William Henry Ireland, Vortigern: An historical tragedy, and Henry the Second, an historical drama, supposed to be written by the author of Vortigern (London, 1799)
Ireland began forging pseudo-Shakespearian texts and artifacts at an early age, but the public performance of “Shakespeare’s” Vortigern, an Historical Tragedy surely ranks among his most audacious achievements. Inspiration for the story of Vortigern, like Shakespeare’s authentic King Lear, derived from medieval chronicles adapted, copied, and reprinted over the centuries. By the time of Vortigern’s performance, it had already been denounced by some as a thinly veiled fake, sparking a brief pamphlet war between Ireland’s father, Samuel, a dedicated champion of his son’s version of Shakespeare, and the play’s detractors. It was only because of Samuel’s objection that the opening date of the performance was moved, as recorded in this extremely rare theatrical broadside, from its debut on April Fool’s Day to April 2.
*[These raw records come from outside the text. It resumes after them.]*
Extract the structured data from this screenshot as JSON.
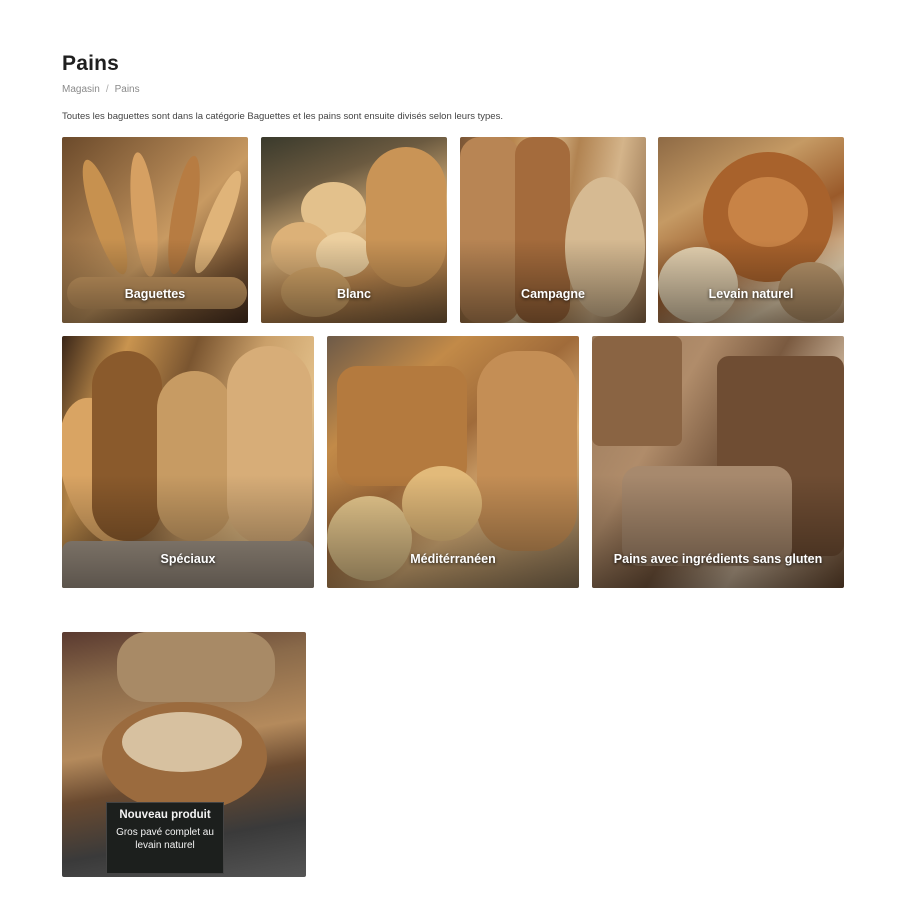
{
  "page": {
    "title": "Pains",
    "intro": "Toutes les baguettes sont dans la catégorie Baguettes et les pains sont ensuite divisés selon leurs types."
  },
  "breadcrumb": {
    "home": "Magasin",
    "separator": "/",
    "current": "Pains"
  },
  "categories": [
    {
      "label": "Baguettes"
    },
    {
      "label": "Blanc"
    },
    {
      "label": "Campagne"
    },
    {
      "label": "Levain naturel"
    },
    {
      "label": "Spéciaux"
    },
    {
      "label": "Méditérranéen"
    },
    {
      "label": "Pains avec ingrédients sans gluten"
    }
  ],
  "promo": {
    "sign_title": "Nouveau produit",
    "sign_text": "Gros pavé complet au levain naturel"
  }
}
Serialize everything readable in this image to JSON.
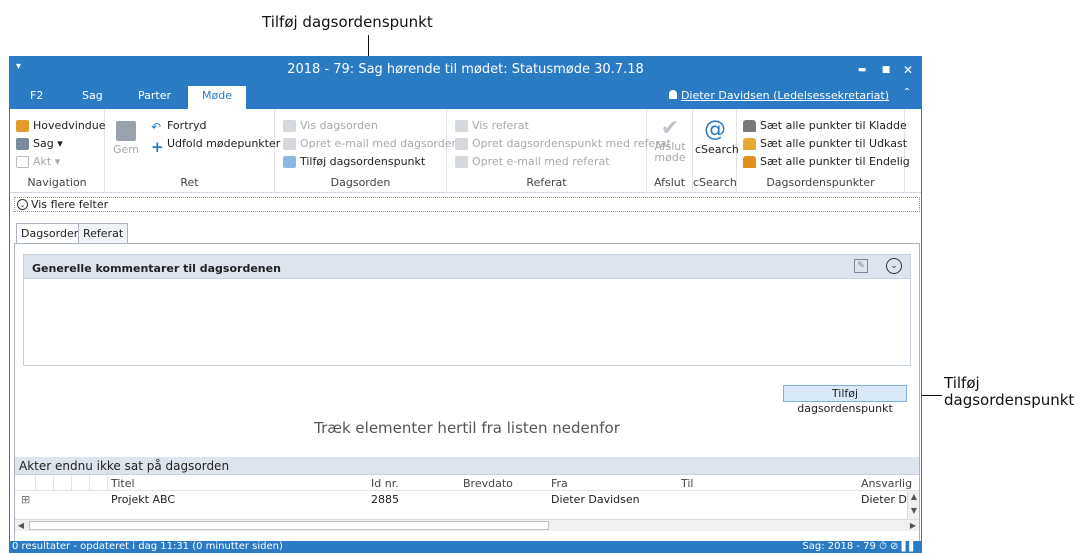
{
  "callouts": {
    "top": "Tilføj dagsordenspunkt",
    "right_line1": "Tilføj",
    "right_line2": "dagsordenspunkt"
  },
  "window": {
    "title": "2018 - 79: Sag hørende til mødet: Statusmøde 30.7.18",
    "system_menu_glyph": "▾",
    "minimize_glyph": "▬",
    "maximize_glyph": "■",
    "close_glyph": "✕"
  },
  "tabs": [
    {
      "label": "F2"
    },
    {
      "label": "Sag"
    },
    {
      "label": "Parter"
    },
    {
      "label": "Møde",
      "active": true
    }
  ],
  "user": {
    "name": "Dieter Davidsen (Ledelsessekretariat)",
    "collapse_glyph": "⌃"
  },
  "ribbon": {
    "navigation": {
      "label": "Navigation",
      "items": [
        "Hovedvindue",
        "Sag ▾",
        "Akt ▾"
      ]
    },
    "ret": {
      "label": "Ret",
      "save": "Gem",
      "undo": "Fortryd",
      "expand": "Udfold mødepunkter"
    },
    "dagsorden": {
      "label": "Dagsorden",
      "items": [
        "Vis dagsorden",
        "Opret e-mail med dagsorden",
        "Tilføj dagsordenspunkt"
      ]
    },
    "referat": {
      "label": "Referat",
      "items": [
        "Vis referat",
        "Opret dagsordenspunkt med referat",
        "Opret e-mail med referat"
      ]
    },
    "afslut": {
      "label": "Afslut",
      "button_line1": "Afslut",
      "button_line2": "møde"
    },
    "csearch": {
      "label": "cSearch",
      "button": "cSearch"
    },
    "dagsordenspunkter": {
      "label": "Dagsordenspunkter",
      "items": [
        "Sæt alle punkter til Kladde",
        "Sæt alle punkter til Udkast",
        "Sæt alle punkter til Endelig"
      ]
    }
  },
  "more_fields": "Vis flere felter",
  "content_tabs": [
    "Dagsorden",
    "Referat"
  ],
  "comments": {
    "title": "Generelle kommentarer til dagsordenen",
    "edit_glyph": "✎",
    "expand_glyph": "⌄"
  },
  "add_button": "Tilføj dagsordenspunkt",
  "drop_hint": "Træk elementer hertil fra listen nedenfor",
  "grid": {
    "title": "Akter endnu ikke sat på dagsorden",
    "columns": [
      "Titel",
      "Id nr.",
      "Brevdato",
      "Fra",
      "Til",
      "Ansvarlig"
    ],
    "rows": [
      {
        "expand": "⊞",
        "title": "Projekt ABC",
        "id": "2885",
        "letter_date": "",
        "from": "Dieter Davidsen",
        "to": "",
        "responsible": "Dieter Da"
      }
    ]
  },
  "status": {
    "left": "0 resultater - opdateret i dag 11:31 (0 minutter siden)",
    "right": "Sag: 2018 - 79 ⏱ ⊘ ▌▌"
  },
  "colors": {
    "accent": "#2b7bc4",
    "header_bg": "#dde4ee",
    "button_bg": "#d9e9f8"
  }
}
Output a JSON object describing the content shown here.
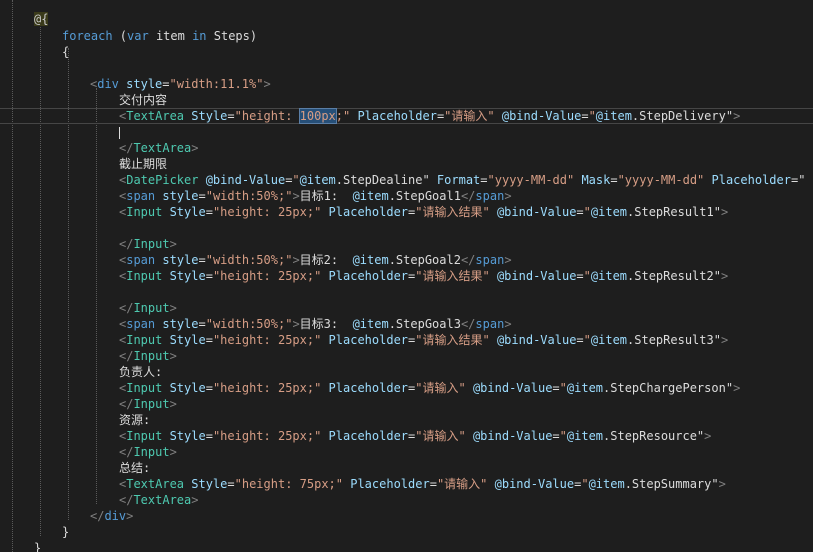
{
  "editor": {
    "lines": [
      {
        "tokens": [
          {
            "t": "@{",
            "c": "t-razor"
          }
        ]
      },
      {
        "tokens": [
          {
            "t": "foreach",
            "c": "t-kw"
          },
          {
            "t": " (",
            "c": "t-text"
          },
          {
            "t": "var",
            "c": "t-kw"
          },
          {
            "t": " item ",
            "c": "t-text"
          },
          {
            "t": "in",
            "c": "t-kw"
          },
          {
            "t": " Steps)",
            "c": "t-text"
          }
        ]
      },
      {
        "tokens": [
          {
            "t": "{",
            "c": "t-text"
          }
        ]
      },
      {
        "tokens": []
      },
      {
        "tokens": [
          {
            "t": "<",
            "c": "t-delim"
          },
          {
            "t": "div",
            "c": "t-tag"
          },
          {
            "t": " style",
            "c": "t-attr"
          },
          {
            "t": "=",
            "c": "t-text"
          },
          {
            "t": "\"width:11.1%\"",
            "c": "t-str"
          },
          {
            "t": ">",
            "c": "t-delim"
          }
        ]
      },
      {
        "tokens": [
          {
            "t": "交付内容",
            "c": "t-text"
          }
        ]
      },
      {
        "tokens": [
          {
            "t": "<",
            "c": "t-delim"
          },
          {
            "t": "TextArea",
            "c": "t-comp"
          },
          {
            "t": " Style",
            "c": "t-cattr"
          },
          {
            "t": "=",
            "c": "t-text"
          },
          {
            "t": "\"height: ",
            "c": "t-str"
          },
          {
            "t": "100px",
            "c": "t-sel"
          },
          {
            "t": ";\"",
            "c": "t-str"
          },
          {
            "t": " Placeholder",
            "c": "t-cattr"
          },
          {
            "t": "=",
            "c": "t-text"
          },
          {
            "t": "\"请输入\"",
            "c": "t-str"
          },
          {
            "t": " @bind-Value",
            "c": "t-attr"
          },
          {
            "t": "=",
            "c": "t-text"
          },
          {
            "t": "\"",
            "c": "t-str"
          },
          {
            "t": "@item",
            "c": "t-attr"
          },
          {
            "t": ".StepDelivery\"",
            "c": "t-text"
          },
          {
            "t": ">",
            "c": "t-delim"
          }
        ]
      },
      {
        "tokens": []
      },
      {
        "tokens": [
          {
            "t": "</",
            "c": "t-delim"
          },
          {
            "t": "TextArea",
            "c": "t-comp"
          },
          {
            "t": ">",
            "c": "t-delim"
          }
        ]
      },
      {
        "tokens": [
          {
            "t": "截止期限",
            "c": "t-text"
          }
        ]
      },
      {
        "tokens": [
          {
            "t": "<",
            "c": "t-delim"
          },
          {
            "t": "DatePicker",
            "c": "t-comp"
          },
          {
            "t": " @bind-Value",
            "c": "t-attr"
          },
          {
            "t": "=",
            "c": "t-text"
          },
          {
            "t": "\"",
            "c": "t-str"
          },
          {
            "t": "@item",
            "c": "t-attr"
          },
          {
            "t": ".StepDealine\"",
            "c": "t-text"
          },
          {
            "t": " Format",
            "c": "t-cattr"
          },
          {
            "t": "=",
            "c": "t-text"
          },
          {
            "t": "\"yyyy-MM-dd\"",
            "c": "t-str"
          },
          {
            "t": " Mask",
            "c": "t-cattr"
          },
          {
            "t": "=",
            "c": "t-text"
          },
          {
            "t": "\"yyyy-MM-dd\"",
            "c": "t-str"
          },
          {
            "t": " Placeholder",
            "c": "t-cattr"
          },
          {
            "t": "=\"",
            "c": "t-text"
          }
        ]
      },
      {
        "tokens": [
          {
            "t": "<",
            "c": "t-delim"
          },
          {
            "t": "span",
            "c": "t-tag"
          },
          {
            "t": " style",
            "c": "t-attr"
          },
          {
            "t": "=",
            "c": "t-text"
          },
          {
            "t": "\"width:50%;\"",
            "c": "t-str"
          },
          {
            "t": ">",
            "c": "t-delim"
          },
          {
            "t": "目标1:  ",
            "c": "t-text"
          },
          {
            "t": "@item",
            "c": "t-attr"
          },
          {
            "t": ".StepGoal1",
            "c": "t-text"
          },
          {
            "t": "</",
            "c": "t-delim"
          },
          {
            "t": "span",
            "c": "t-tag"
          },
          {
            "t": ">",
            "c": "t-delim"
          }
        ]
      },
      {
        "tokens": [
          {
            "t": "<",
            "c": "t-delim"
          },
          {
            "t": "Input",
            "c": "t-comp"
          },
          {
            "t": " Style",
            "c": "t-cattr"
          },
          {
            "t": "=",
            "c": "t-text"
          },
          {
            "t": "\"height: 25px;\"",
            "c": "t-str"
          },
          {
            "t": " Placeholder",
            "c": "t-cattr"
          },
          {
            "t": "=",
            "c": "t-text"
          },
          {
            "t": "\"请输入结果\"",
            "c": "t-str"
          },
          {
            "t": " @bind-Value",
            "c": "t-attr"
          },
          {
            "t": "=",
            "c": "t-text"
          },
          {
            "t": "\"",
            "c": "t-str"
          },
          {
            "t": "@item",
            "c": "t-attr"
          },
          {
            "t": ".StepResult1\"",
            "c": "t-text"
          },
          {
            "t": ">",
            "c": "t-delim"
          }
        ]
      },
      {
        "tokens": []
      },
      {
        "tokens": [
          {
            "t": "</",
            "c": "t-delim"
          },
          {
            "t": "Input",
            "c": "t-comp"
          },
          {
            "t": ">",
            "c": "t-delim"
          }
        ]
      },
      {
        "tokens": [
          {
            "t": "<",
            "c": "t-delim"
          },
          {
            "t": "span",
            "c": "t-tag"
          },
          {
            "t": " style",
            "c": "t-attr"
          },
          {
            "t": "=",
            "c": "t-text"
          },
          {
            "t": "\"width:50%;\"",
            "c": "t-str"
          },
          {
            "t": ">",
            "c": "t-delim"
          },
          {
            "t": "目标2:  ",
            "c": "t-text"
          },
          {
            "t": "@item",
            "c": "t-attr"
          },
          {
            "t": ".StepGoal2",
            "c": "t-text"
          },
          {
            "t": "</",
            "c": "t-delim"
          },
          {
            "t": "span",
            "c": "t-tag"
          },
          {
            "t": ">",
            "c": "t-delim"
          }
        ]
      },
      {
        "tokens": [
          {
            "t": "<",
            "c": "t-delim"
          },
          {
            "t": "Input",
            "c": "t-comp"
          },
          {
            "t": " Style",
            "c": "t-cattr"
          },
          {
            "t": "=",
            "c": "t-text"
          },
          {
            "t": "\"height: 25px;\"",
            "c": "t-str"
          },
          {
            "t": " Placeholder",
            "c": "t-cattr"
          },
          {
            "t": "=",
            "c": "t-text"
          },
          {
            "t": "\"请输入结果\"",
            "c": "t-str"
          },
          {
            "t": " @bind-Value",
            "c": "t-attr"
          },
          {
            "t": "=",
            "c": "t-text"
          },
          {
            "t": "\"",
            "c": "t-str"
          },
          {
            "t": "@item",
            "c": "t-attr"
          },
          {
            "t": ".StepResult2\"",
            "c": "t-text"
          },
          {
            "t": ">",
            "c": "t-delim"
          }
        ]
      },
      {
        "tokens": []
      },
      {
        "tokens": [
          {
            "t": "</",
            "c": "t-delim"
          },
          {
            "t": "Input",
            "c": "t-comp"
          },
          {
            "t": ">",
            "c": "t-delim"
          }
        ]
      },
      {
        "tokens": [
          {
            "t": "<",
            "c": "t-delim"
          },
          {
            "t": "span",
            "c": "t-tag"
          },
          {
            "t": " style",
            "c": "t-attr"
          },
          {
            "t": "=",
            "c": "t-text"
          },
          {
            "t": "\"width:50%;\"",
            "c": "t-str"
          },
          {
            "t": ">",
            "c": "t-delim"
          },
          {
            "t": "目标3:  ",
            "c": "t-text"
          },
          {
            "t": "@item",
            "c": "t-attr"
          },
          {
            "t": ".StepGoal3",
            "c": "t-text"
          },
          {
            "t": "</",
            "c": "t-delim"
          },
          {
            "t": "span",
            "c": "t-tag"
          },
          {
            "t": ">",
            "c": "t-delim"
          }
        ]
      },
      {
        "tokens": [
          {
            "t": "<",
            "c": "t-delim"
          },
          {
            "t": "Input",
            "c": "t-comp"
          },
          {
            "t": " Style",
            "c": "t-cattr"
          },
          {
            "t": "=",
            "c": "t-text"
          },
          {
            "t": "\"height: 25px;\"",
            "c": "t-str"
          },
          {
            "t": " Placeholder",
            "c": "t-cattr"
          },
          {
            "t": "=",
            "c": "t-text"
          },
          {
            "t": "\"请输入结果\"",
            "c": "t-str"
          },
          {
            "t": " @bind-Value",
            "c": "t-attr"
          },
          {
            "t": "=",
            "c": "t-text"
          },
          {
            "t": "\"",
            "c": "t-str"
          },
          {
            "t": "@item",
            "c": "t-attr"
          },
          {
            "t": ".StepResult3\"",
            "c": "t-text"
          },
          {
            "t": ">",
            "c": "t-delim"
          }
        ]
      },
      {
        "tokens": [
          {
            "t": "</",
            "c": "t-delim"
          },
          {
            "t": "Input",
            "c": "t-comp"
          },
          {
            "t": ">",
            "c": "t-delim"
          }
        ]
      },
      {
        "tokens": [
          {
            "t": "负责人:",
            "c": "t-text"
          }
        ]
      },
      {
        "tokens": [
          {
            "t": "<",
            "c": "t-delim"
          },
          {
            "t": "Input",
            "c": "t-comp"
          },
          {
            "t": " Style",
            "c": "t-cattr"
          },
          {
            "t": "=",
            "c": "t-text"
          },
          {
            "t": "\"height: 25px;\"",
            "c": "t-str"
          },
          {
            "t": " Placeholder",
            "c": "t-cattr"
          },
          {
            "t": "=",
            "c": "t-text"
          },
          {
            "t": "\"请输入\"",
            "c": "t-str"
          },
          {
            "t": " @bind-Value",
            "c": "t-attr"
          },
          {
            "t": "=",
            "c": "t-text"
          },
          {
            "t": "\"",
            "c": "t-str"
          },
          {
            "t": "@item",
            "c": "t-attr"
          },
          {
            "t": ".StepChargePerson\"",
            "c": "t-text"
          },
          {
            "t": ">",
            "c": "t-delim"
          }
        ]
      },
      {
        "tokens": [
          {
            "t": "</",
            "c": "t-delim"
          },
          {
            "t": "Input",
            "c": "t-comp"
          },
          {
            "t": ">",
            "c": "t-delim"
          }
        ]
      },
      {
        "tokens": [
          {
            "t": "资源:",
            "c": "t-text"
          }
        ]
      },
      {
        "tokens": [
          {
            "t": "<",
            "c": "t-delim"
          },
          {
            "t": "Input",
            "c": "t-comp"
          },
          {
            "t": " Style",
            "c": "t-cattr"
          },
          {
            "t": "=",
            "c": "t-text"
          },
          {
            "t": "\"height: 25px;\"",
            "c": "t-str"
          },
          {
            "t": " Placeholder",
            "c": "t-cattr"
          },
          {
            "t": "=",
            "c": "t-text"
          },
          {
            "t": "\"请输入\"",
            "c": "t-str"
          },
          {
            "t": " @bind-Value",
            "c": "t-attr"
          },
          {
            "t": "=",
            "c": "t-text"
          },
          {
            "t": "\"",
            "c": "t-str"
          },
          {
            "t": "@item",
            "c": "t-attr"
          },
          {
            "t": ".StepResource\"",
            "c": "t-text"
          },
          {
            "t": ">",
            "c": "t-delim"
          }
        ]
      },
      {
        "tokens": [
          {
            "t": "</",
            "c": "t-delim"
          },
          {
            "t": "Input",
            "c": "t-comp"
          },
          {
            "t": ">",
            "c": "t-delim"
          }
        ]
      },
      {
        "tokens": [
          {
            "t": "总结:",
            "c": "t-text"
          }
        ]
      },
      {
        "tokens": [
          {
            "t": "<",
            "c": "t-delim"
          },
          {
            "t": "TextArea",
            "c": "t-comp"
          },
          {
            "t": " Style",
            "c": "t-cattr"
          },
          {
            "t": "=",
            "c": "t-text"
          },
          {
            "t": "\"height: 75px;\"",
            "c": "t-str"
          },
          {
            "t": " Placeholder",
            "c": "t-cattr"
          },
          {
            "t": "=",
            "c": "t-text"
          },
          {
            "t": "\"请输入\"",
            "c": "t-str"
          },
          {
            "t": " @bind-Value",
            "c": "t-attr"
          },
          {
            "t": "=",
            "c": "t-text"
          },
          {
            "t": "\"",
            "c": "t-str"
          },
          {
            "t": "@item",
            "c": "t-attr"
          },
          {
            "t": ".StepSummary\"",
            "c": "t-text"
          },
          {
            "t": ">",
            "c": "t-delim"
          }
        ]
      },
      {
        "tokens": [
          {
            "t": "</",
            "c": "t-delim"
          },
          {
            "t": "TextArea",
            "c": "t-comp"
          },
          {
            "t": ">",
            "c": "t-delim"
          }
        ]
      },
      {
        "tokens": [
          {
            "t": "</",
            "c": "t-delim"
          },
          {
            "t": "div",
            "c": "t-tag"
          },
          {
            "t": ">",
            "c": "t-delim"
          }
        ]
      },
      {
        "tokens": [
          {
            "t": "}",
            "c": "t-text"
          }
        ]
      },
      {
        "tokens": [
          {
            "t": "}",
            "c": "t-text"
          }
        ]
      }
    ]
  }
}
The very first and only performance of Vortigern was shouted down in the fifth act by a scandalized and skeptical audience. Ireland’s forged, pseudo-Shakespearean play would not receive a second performance for another two centuries, though it had remained unconfessed until 1805, when Ireland first published his Confessions.
This copy bears Ireland’s own autograph.